Uber’s Co-Founder to Launch a New Permissioned Cryptocurrency

THE POINT IS -

  • Popular and successful entrepreneurs from the era of internet and mobile innovation are trying to jump on the crypto bandwagon.
  • The fact that Eco's goal of usability and micro-payment functionality are the same as thousands of other crypto projects proves that no one has created a really viable product yet.
  • Eco is a bet on the corporate, permissioned side of blockchain tech, but which denies the network effect required for real adoption.

Garrett Camp, co-founder of Uber, is to launch a new cryptocurrency, Eco, with a testnet expected in six months targeting usability and payment services.

“Eco will prioritize simplicity and ease-of-use in all design decisions, to help accelerate platform adoption and net-work effects,” the start-up says before further adding:

“Eco.com will enable users to create verified accounts, and profiles such as Eco.com/alice or Eco.com/bob will be formed to enable usage such as “send 3 eco to bob” via interfaces like texting or voice command.”

All of it appears to be at a very early stage with no whitepaper, but only a design proposal which describes a corporate coin of sorts:

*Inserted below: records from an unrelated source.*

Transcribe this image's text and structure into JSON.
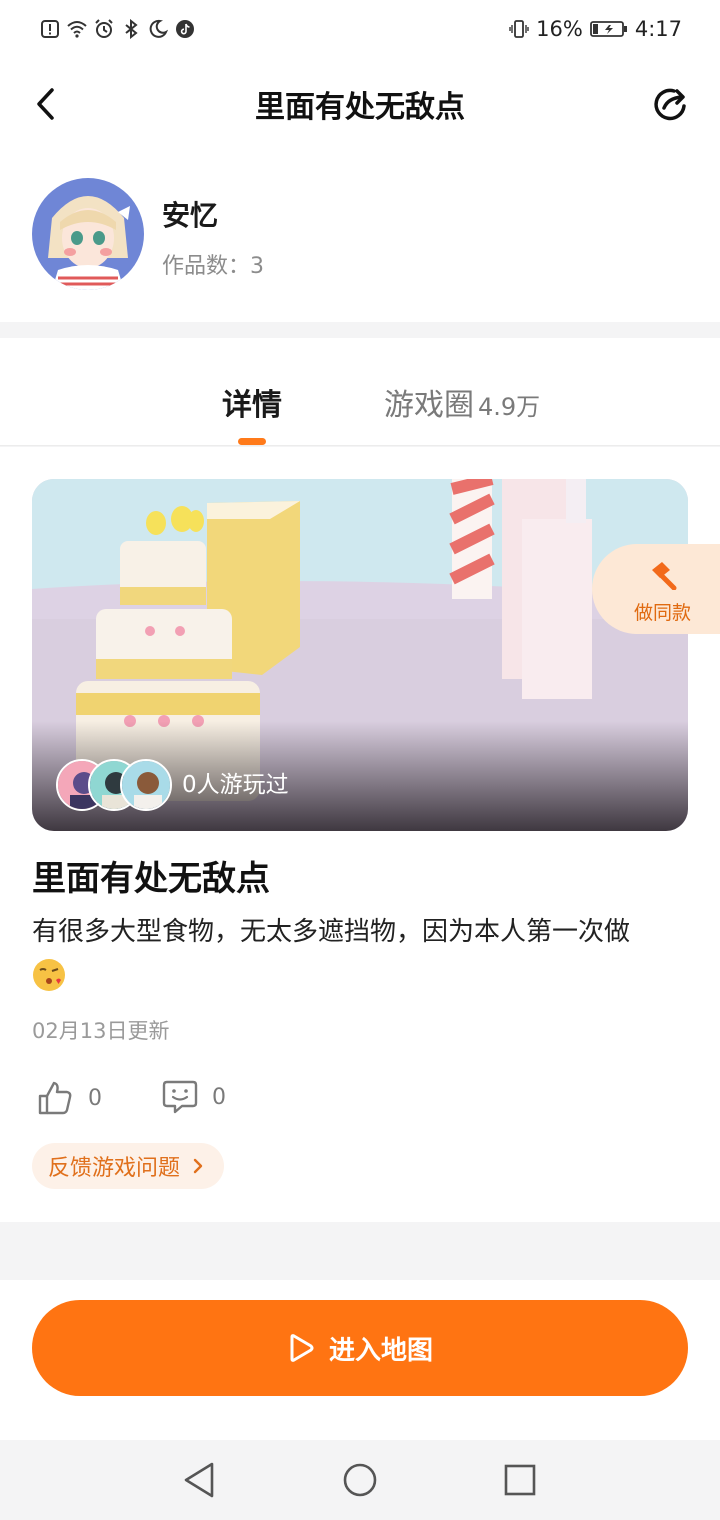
{
  "status": {
    "battery": "16%",
    "time": "4:17"
  },
  "header": {
    "title": "里面有处无敌点"
  },
  "author": {
    "name": "安忆",
    "works": "作品数：3"
  },
  "tabs": {
    "detail": "详情",
    "circle": "游戏圈",
    "circle_count": "4.9万"
  },
  "game": {
    "played": "0人游玩过",
    "make_same": "做同款",
    "title": "里面有处无敌点",
    "description": "有很多大型食物，无太多遮挡物，因为本人第一次做",
    "updated": "02月13日更新",
    "likes": "0",
    "comments": "0",
    "feedback": "反馈游戏问题"
  },
  "action": {
    "enter": "进入地图"
  },
  "colors": {
    "accent": "#ff7412",
    "accent_light": "#fde8d6"
  }
}
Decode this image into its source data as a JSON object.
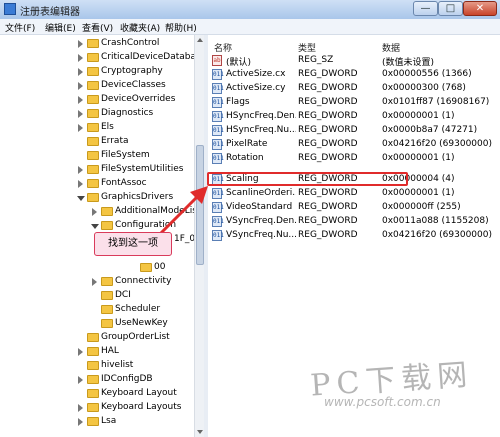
{
  "window": {
    "title": "注册表编辑器",
    "min_glyph": "—",
    "max_glyph": "□",
    "close_glyph": "✕"
  },
  "menu": [
    "文件(F)",
    "编辑(E)",
    "查看(V)",
    "收藏夹(A)",
    "帮助(H)"
  ],
  "tree": {
    "items": [
      {
        "label": "CrashControl"
      },
      {
        "label": "CriticalDeviceDatabase"
      },
      {
        "label": "Cryptography"
      },
      {
        "label": "DeviceClasses"
      },
      {
        "label": "DeviceOverrides"
      },
      {
        "label": "Diagnostics"
      },
      {
        "label": "Els"
      },
      {
        "label": "Errata"
      },
      {
        "label": "FileSystem"
      },
      {
        "label": "FileSystemUtilities"
      },
      {
        "label": "FontAssoc"
      },
      {
        "label": "GraphicsDrivers"
      },
      {
        "label": "AdditionalModeLis"
      },
      {
        "label": "Configuration"
      },
      {
        "label": "1F_0"
      },
      {
        "label": "00"
      },
      {
        "label": "Connectivity"
      },
      {
        "label": "DCI"
      },
      {
        "label": "Scheduler"
      },
      {
        "label": "UseNewKey"
      },
      {
        "label": "GroupOrderList"
      },
      {
        "label": "HAL"
      },
      {
        "label": "hivelist"
      },
      {
        "label": "IDConfigDB"
      },
      {
        "label": "Keyboard Layout"
      },
      {
        "label": "Keyboard Layouts"
      },
      {
        "label": "Lsa"
      }
    ]
  },
  "list": {
    "headers": {
      "name": "名称",
      "type": "类型",
      "data": "数据"
    },
    "rows": [
      {
        "name": "(默认)",
        "type": "REG_SZ",
        "data": "(数值未设置)",
        "icon": "string-value-icon",
        "glyph": "ab"
      },
      {
        "name": "ActiveSize.cx",
        "type": "REG_DWORD",
        "data": "0x00000556 (1366)",
        "icon": "dword-value-icon",
        "glyph": "011"
      },
      {
        "name": "ActiveSize.cy",
        "type": "REG_DWORD",
        "data": "0x00000300 (768)",
        "icon": "dword-value-icon",
        "glyph": "011"
      },
      {
        "name": "Flags",
        "type": "REG_DWORD",
        "data": "0x0101ff87 (16908167)",
        "icon": "dword-value-icon",
        "glyph": "011"
      },
      {
        "name": "HSyncFreq.Den...",
        "type": "REG_DWORD",
        "data": "0x00000001 (1)",
        "icon": "dword-value-icon",
        "glyph": "011"
      },
      {
        "name": "HSyncFreq.Nu...",
        "type": "REG_DWORD",
        "data": "0x0000b8a7 (47271)",
        "icon": "dword-value-icon",
        "glyph": "011"
      },
      {
        "name": "PixelRate",
        "type": "REG_DWORD",
        "data": "0x04216f20 (69300000)",
        "icon": "dword-value-icon",
        "glyph": "011"
      },
      {
        "name": "Rotation",
        "type": "REG_DWORD",
        "data": "0x00000001 (1)",
        "icon": "dword-value-icon",
        "glyph": "011"
      },
      {
        "name": "Scaling",
        "type": "REG_DWORD",
        "data": "0x00000004 (4)",
        "icon": "dword-value-icon",
        "glyph": "011"
      },
      {
        "name": "ScanlineOrderi...",
        "type": "REG_DWORD",
        "data": "0x00000001 (1)",
        "icon": "dword-value-icon",
        "glyph": "011"
      },
      {
        "name": "VideoStandard",
        "type": "REG_DWORD",
        "data": "0x000000ff (255)",
        "icon": "dword-value-icon",
        "glyph": "011"
      },
      {
        "name": "VSyncFreq.Den...",
        "type": "REG_DWORD",
        "data": "0x0011a088 (1155208)",
        "icon": "dword-value-icon",
        "glyph": "011"
      },
      {
        "name": "VSyncFreq.Nu...",
        "type": "REG_DWORD",
        "data": "0x04216f20 (69300000)",
        "icon": "dword-value-icon",
        "glyph": "011"
      }
    ]
  },
  "annotation": {
    "callout_text": "找到这一项",
    "color": "#e02b2b"
  },
  "watermark": {
    "main": "PC下载网",
    "sub": "www.pcsoft.com.cn"
  }
}
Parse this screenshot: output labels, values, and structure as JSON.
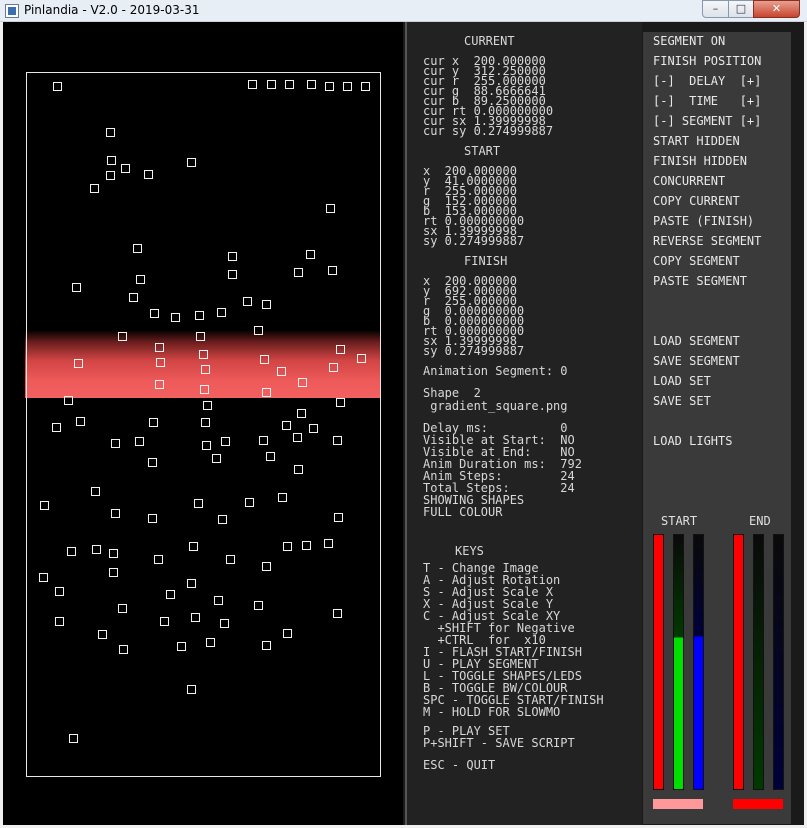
{
  "window": {
    "title": "Pinlandia - V2.0 - 2019-03-31",
    "minimize": "–",
    "maximize": "□",
    "close": "✕"
  },
  "current": {
    "heading": "CURRENT",
    "lines": [
      "cur x  200.000000",
      "cur y  312.250000",
      "cur r  255.000000",
      "cur g  88.6666641",
      "cur b  89.2500000",
      "cur rt 0.000000000",
      "cur sx 1.39999998",
      "cur sy 0.274999887"
    ]
  },
  "start": {
    "heading": "START",
    "lines": [
      "x  200.000000",
      "y  41.0000000",
      "r  255.000000",
      "g  152.000000",
      "b  153.000000",
      "rt 0.000000000",
      "sx 1.39999998",
      "sy 0.274999887"
    ]
  },
  "finish": {
    "heading": "FINISH",
    "lines": [
      "x  200.000000",
      "y  692.000000",
      "r  255.000000",
      "g  0.000000000",
      "b  0.000000000",
      "rt 0.000000000",
      "sx 1.39999998",
      "sy 0.274999887"
    ]
  },
  "segment": {
    "animation_segment": "Animation Segment: 0",
    "shape": "Shape  2",
    "file": " gradient_square.png"
  },
  "timing": {
    "lines": [
      "Delay ms:          0",
      "Visible at Start:  NO",
      "Visible at End:    NO",
      "Anim Duration ms:  792",
      "Anim Steps:        24",
      "Total Steps:       24",
      "SHOWING SHAPES",
      "FULL COLOUR"
    ]
  },
  "keys": {
    "heading": "KEYS",
    "lines": [
      "T - Change Image",
      "A - Adjust Rotation",
      "S - Adjust Scale X",
      "X - Adjust Scale Y",
      "C - Adjust Scale XY",
      "  +SHIFT for Negative",
      "  +CTRL  for  x10",
      "I - FLASH START/FINISH",
      "U - PLAY SEGMENT",
      "L - TOGGLE SHAPES/LEDS",
      "B - TOGGLE BW/COLOUR",
      "SPC - TOGGLE START/FINISH",
      "M - HOLD FOR SLOWMO"
    ],
    "play_set": "P - PLAY SET",
    "save_script": "P+SHIFT - SAVE SCRIPT",
    "quit": "ESC - QUIT"
  },
  "buttons": {
    "segment_on": "SEGMENT ON",
    "finish_position": "FINISH POSITION",
    "delay": "[-]  DELAY  [+]",
    "time": "[-]  TIME   [+]",
    "segment": "[-] SEGMENT [+]",
    "start_hidden": "START HIDDEN",
    "finish_hidden": "FINISH HIDDEN",
    "concurrent": "CONCURRENT",
    "copy_current": "COPY CURRENT",
    "paste_finish": "PASTE (FINISH)",
    "reverse_segment": "REVERSE SEGMENT",
    "copy_segment": "COPY SEGMENT",
    "paste_segment": "PASTE SEGMENT",
    "load_segment": "LOAD SEGMENT",
    "save_segment": "SAVE SEGMENT",
    "load_set": "LOAD SET",
    "save_set": "SAVE SET",
    "load_lights": "LOAD LIGHTS"
  },
  "meters": {
    "start_label": "START",
    "end_label": "END",
    "start": {
      "r": 255,
      "g": 152,
      "b": 153
    },
    "end": {
      "r": 255,
      "g": 0,
      "b": 0
    },
    "start_swatch": "#ff9899",
    "end_swatch": "#ff0000"
  }
}
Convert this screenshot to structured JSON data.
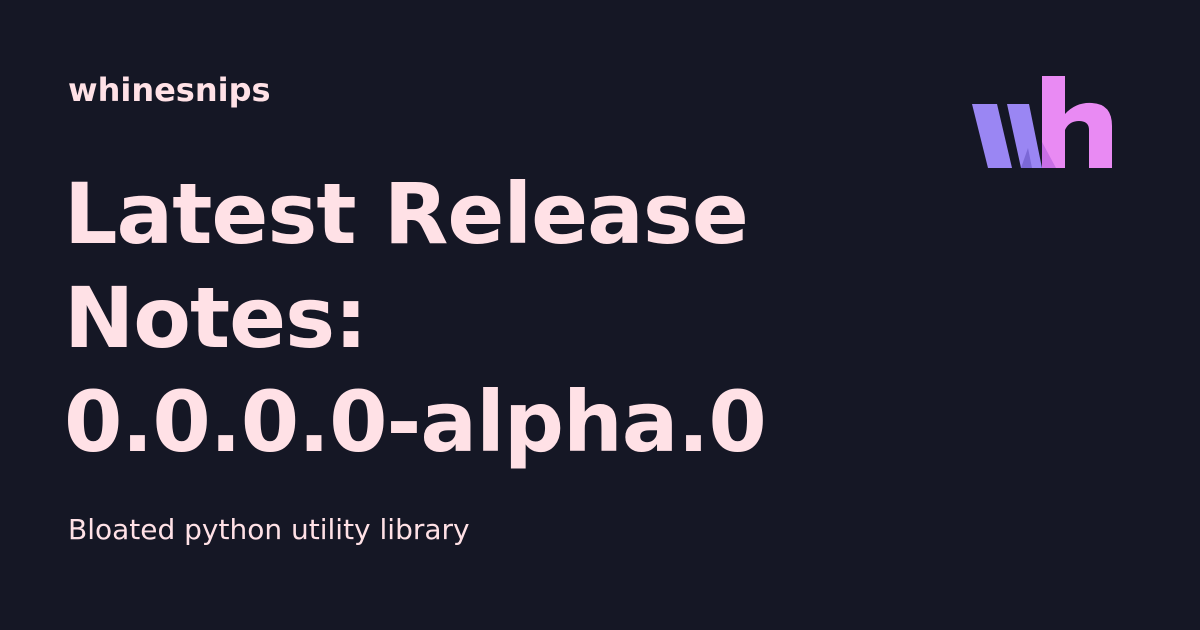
{
  "header": {
    "site_name": "whinesnips"
  },
  "main": {
    "title_lines": [
      "Latest Release",
      "Notes:",
      "0.0.0.0-alpha.0"
    ],
    "tagline": "Bloated python utility library"
  },
  "logo": {
    "icon": "wh-monogram-icon",
    "colors": {
      "w_primary": "#9a86f3",
      "h_primary": "#e98af3",
      "w_shadow": "#7b68d6",
      "h_shadow": "#c86fe5"
    }
  },
  "theme": {
    "background": "#151725",
    "text": "#ffe1e6"
  }
}
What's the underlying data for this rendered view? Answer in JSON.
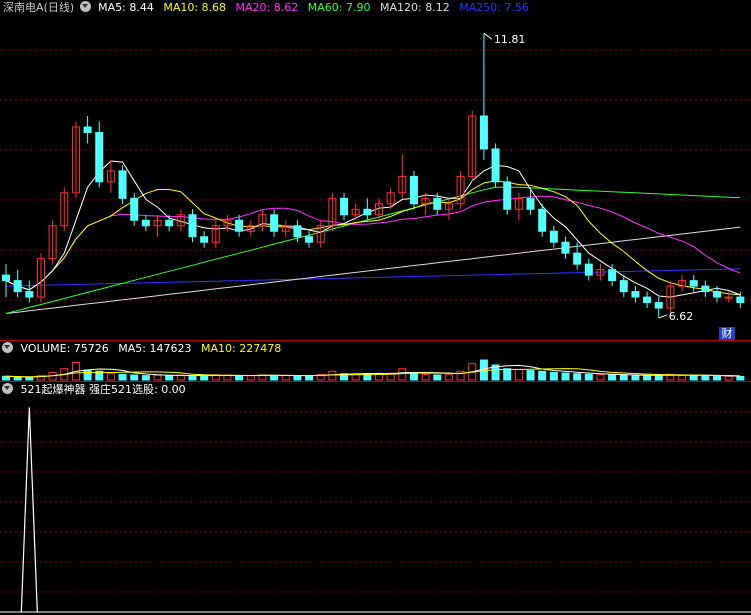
{
  "price_panel": {
    "title": "深南电A(日线)",
    "indicators": [
      {
        "label": "MA5: 8.44",
        "color": "#ffffff"
      },
      {
        "label": "MA10: 8.68",
        "color": "#ffff00"
      },
      {
        "label": "MA20: 8.62",
        "color": "#ff33ff"
      },
      {
        "label": "MA60: 7.90",
        "color": "#33ff33"
      },
      {
        "label": "MA120: 8.12",
        "color": "#dddddd"
      },
      {
        "label": "MA250: 7.56",
        "color": "#3333ff"
      }
    ],
    "high_label": "11.81",
    "low_label": "6.62",
    "badge": "财"
  },
  "volume_panel": {
    "indicators": [
      {
        "label": "VOLUME: 75726",
        "color": "#ffffff"
      },
      {
        "label": "MA5: 147623",
        "color": "#ffffff"
      },
      {
        "label": "MA10: 227478",
        "color": "#ffff00"
      }
    ]
  },
  "signal_panel": {
    "indicators": [
      {
        "label": "521起爆神器  强庄521选股: 0.00",
        "color": "#ffffff"
      }
    ]
  },
  "colors": {
    "up": "#ff3232",
    "down": "#54ffff",
    "grid": "#8a0000",
    "ma5": "#ffffff",
    "ma10": "#ffff00",
    "ma20": "#ff33ff",
    "ma60": "#33ff33",
    "ma120": "#dddddd",
    "ma250": "#3333ff"
  },
  "chart_data": {
    "type": "candlestick",
    "price_range": [
      6.4,
      12.05
    ],
    "candles": [
      [
        7.4,
        7.6,
        7.0,
        7.3
      ],
      [
        7.3,
        7.5,
        7.0,
        7.1
      ],
      [
        7.1,
        7.3,
        6.9,
        7.0
      ],
      [
        7.0,
        7.8,
        6.9,
        7.7
      ],
      [
        7.7,
        8.4,
        7.6,
        8.3
      ],
      [
        8.3,
        9.0,
        8.2,
        8.9
      ],
      [
        8.9,
        10.2,
        8.8,
        10.1
      ],
      [
        10.1,
        10.3,
        9.8,
        10.0
      ],
      [
        10.0,
        10.2,
        9.0,
        9.1
      ],
      [
        9.1,
        9.5,
        8.9,
        9.3
      ],
      [
        9.3,
        9.4,
        8.7,
        8.8
      ],
      [
        8.8,
        8.9,
        8.3,
        8.4
      ],
      [
        8.4,
        8.5,
        8.2,
        8.3
      ],
      [
        8.3,
        8.5,
        8.1,
        8.4
      ],
      [
        8.4,
        8.5,
        8.2,
        8.3
      ],
      [
        8.3,
        8.6,
        8.2,
        8.5
      ],
      [
        8.5,
        8.6,
        8.0,
        8.1
      ],
      [
        8.1,
        8.2,
        7.9,
        8.0
      ],
      [
        8.0,
        8.4,
        7.9,
        8.3
      ],
      [
        8.3,
        8.5,
        8.2,
        8.4
      ],
      [
        8.4,
        8.5,
        8.1,
        8.2
      ],
      [
        8.2,
        8.4,
        8.1,
        8.3
      ],
      [
        8.3,
        8.6,
        8.2,
        8.5
      ],
      [
        8.5,
        8.6,
        8.1,
        8.2
      ],
      [
        8.2,
        8.4,
        8.1,
        8.3
      ],
      [
        8.3,
        8.4,
        8.0,
        8.1
      ],
      [
        8.1,
        8.2,
        7.9,
        8.0
      ],
      [
        8.0,
        8.4,
        7.9,
        8.3
      ],
      [
        8.3,
        8.9,
        8.2,
        8.8
      ],
      [
        8.8,
        8.9,
        8.4,
        8.5
      ],
      [
        8.5,
        8.7,
        8.4,
        8.6
      ],
      [
        8.6,
        8.8,
        8.4,
        8.5
      ],
      [
        8.5,
        8.8,
        8.4,
        8.7
      ],
      [
        8.7,
        9.0,
        8.6,
        8.9
      ],
      [
        8.9,
        9.6,
        8.8,
        9.2
      ],
      [
        9.2,
        9.3,
        8.6,
        8.7
      ],
      [
        8.7,
        8.9,
        8.5,
        8.8
      ],
      [
        8.8,
        8.9,
        8.5,
        8.6
      ],
      [
        8.6,
        8.8,
        8.4,
        8.7
      ],
      [
        8.7,
        9.3,
        8.6,
        9.2
      ],
      [
        9.2,
        10.4,
        9.1,
        10.3
      ],
      [
        10.3,
        11.81,
        9.5,
        9.7
      ],
      [
        9.7,
        9.8,
        9.0,
        9.1
      ],
      [
        9.1,
        9.2,
        8.5,
        8.6
      ],
      [
        8.6,
        8.9,
        8.4,
        8.8
      ],
      [
        8.8,
        9.0,
        8.5,
        8.6
      ],
      [
        8.6,
        8.7,
        8.1,
        8.2
      ],
      [
        8.2,
        8.3,
        7.9,
        8.0
      ],
      [
        8.0,
        8.1,
        7.7,
        7.8
      ],
      [
        7.8,
        8.0,
        7.5,
        7.6
      ],
      [
        7.6,
        7.7,
        7.3,
        7.4
      ],
      [
        7.4,
        7.6,
        7.3,
        7.5
      ],
      [
        7.5,
        7.6,
        7.2,
        7.3
      ],
      [
        7.3,
        7.4,
        7.0,
        7.1
      ],
      [
        7.1,
        7.2,
        6.9,
        7.0
      ],
      [
        7.0,
        7.1,
        6.8,
        6.9
      ],
      [
        6.9,
        7.0,
        6.62,
        6.8
      ],
      [
        6.8,
        7.3,
        6.7,
        7.2
      ],
      [
        7.2,
        7.4,
        7.1,
        7.3
      ],
      [
        7.3,
        7.4,
        7.1,
        7.2
      ],
      [
        7.2,
        7.3,
        7.0,
        7.1
      ],
      [
        7.1,
        7.2,
        6.9,
        7.0
      ],
      [
        7.0,
        7.1,
        6.9,
        7.0
      ],
      [
        7.0,
        7.1,
        6.8,
        6.9
      ]
    ],
    "volumes": [
      30,
      25,
      20,
      35,
      60,
      90,
      140,
      80,
      70,
      50,
      45,
      40,
      35,
      38,
      33,
      40,
      36,
      30,
      42,
      38,
      35,
      34,
      40,
      38,
      36,
      32,
      30,
      45,
      70,
      50,
      48,
      45,
      50,
      55,
      90,
      60,
      45,
      40,
      42,
      70,
      130,
      160,
      120,
      90,
      85,
      75,
      70,
      60,
      55,
      50,
      45,
      42,
      40,
      38,
      35,
      34,
      40,
      45,
      38,
      35,
      32,
      30,
      30,
      28
    ],
    "signal_spike": {
      "index": 2,
      "height_ratio": 0.93
    }
  }
}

“The Eco Foundation will verify the identity of the initial nodes to help bootstrap the network across a broad geographic distribution. The network will initially accept approximately a few hundred nodes, targeting universities across 50+ nations.

This group can then expand to more organizations based on transparent nomination and acceptance (for example by 80% of verified nodes) until most geographies have several operational nodes.”

As the validating nodes are sort of trusted, the incentives have been changed so that instead of winer takes all mining rewards, all nodes are given the same amount of eco tokens.

There would, therefore, be no race condition, with the validating nodes having the incentive to do the least work, rather than piling hardware.

How that would work exactly either in practice or conceptually is left in the air, because if such proof of work is so low we can see how one hacker of one node can bring the whole thing down.

Moreover, if they have no incentive, then why should they be running this at all? One reason might be that lazy nodes are kicked off the network, but we’re not concerned about lazy people when it comes to money.

“Eco will avoid mining by unknown parties, and have verified nodes distribute block rewards to other nodes and users. Instead of a node keeping all of the block reward, the majority will be immediately distributed to all other verified nodes and qualified users, to remove any financial incentive to game the system.”

It is quite curious Camp thinks universities should be running our money. The halls of knowledge arguably have too much power as it is, giving them the ability to set monetary policy would arguably give them absolute power.

Not least because we can’t see how this system would be forked like eth and eth classic or bitcoin and bitcoin cash. But it would be just one of many cryptos, so the free market in free lands will give people the choice to use them or use permissionless and open blockchains.

“Eco will ensure that the majority of the economic value generated by the platform is fairly distributed to the community through accounts created at Eco.com, to create a more balanced distribution of resources.”

It’s not very clear what this sentence means by “accounts created at Eco.com.” If it means what we think it means, as in you sign up through the website for, in effect, a bank account, then it’s difficult to see what’s the point of all the rest.

Arguably, the distributed blockchain would provide more security from admins manipulating data, but we don’t see how you can have smart contracts here, and without smart contracts you’d be missing on an incredible amount of innovation.

It’s a corporate coin. The AOL of blockchain or the Facebook of the internet. A centralized and inflationary money without the public accountability save for through the free market.

The design could change however. Instead of having online accounts, you could have SPV wallets that connect to the network, but then they wouldn’t have as much control.

The Proof of Work choice in this set-up does appear to betray some lack of familiarity with this broad space. Camp, afterall, only bought bitcoin in May 2017.

A proof of authority set-up with random node selection in each round would probably be safer because then a hacker of one node can do limited damage. While Proof of Stake would probably be even safer since this does have coins.

This unfamiliarity is further shown by a complete lack of innovation in this proposal. With the idea seemingly being this blockchain thing is cool, but let’s get back to online bank accounts.

And of course why universities or other institutions would want to be bound to eco.com with a governance model using “processes currently employed by large public organizations,” does remain a bit of a mystery.

If they wanted to create a university consortium coin of sorts, we can see many ways how they can keep it fairly open and decentralized to a decent extent while keeping nodes permissioned without needing in any way some online logging bank account.

But, with all that said, there is one innovation here.

Corporate coins.

They’re coming.


This article originally appeared on TrustNodes.

Ian Simpson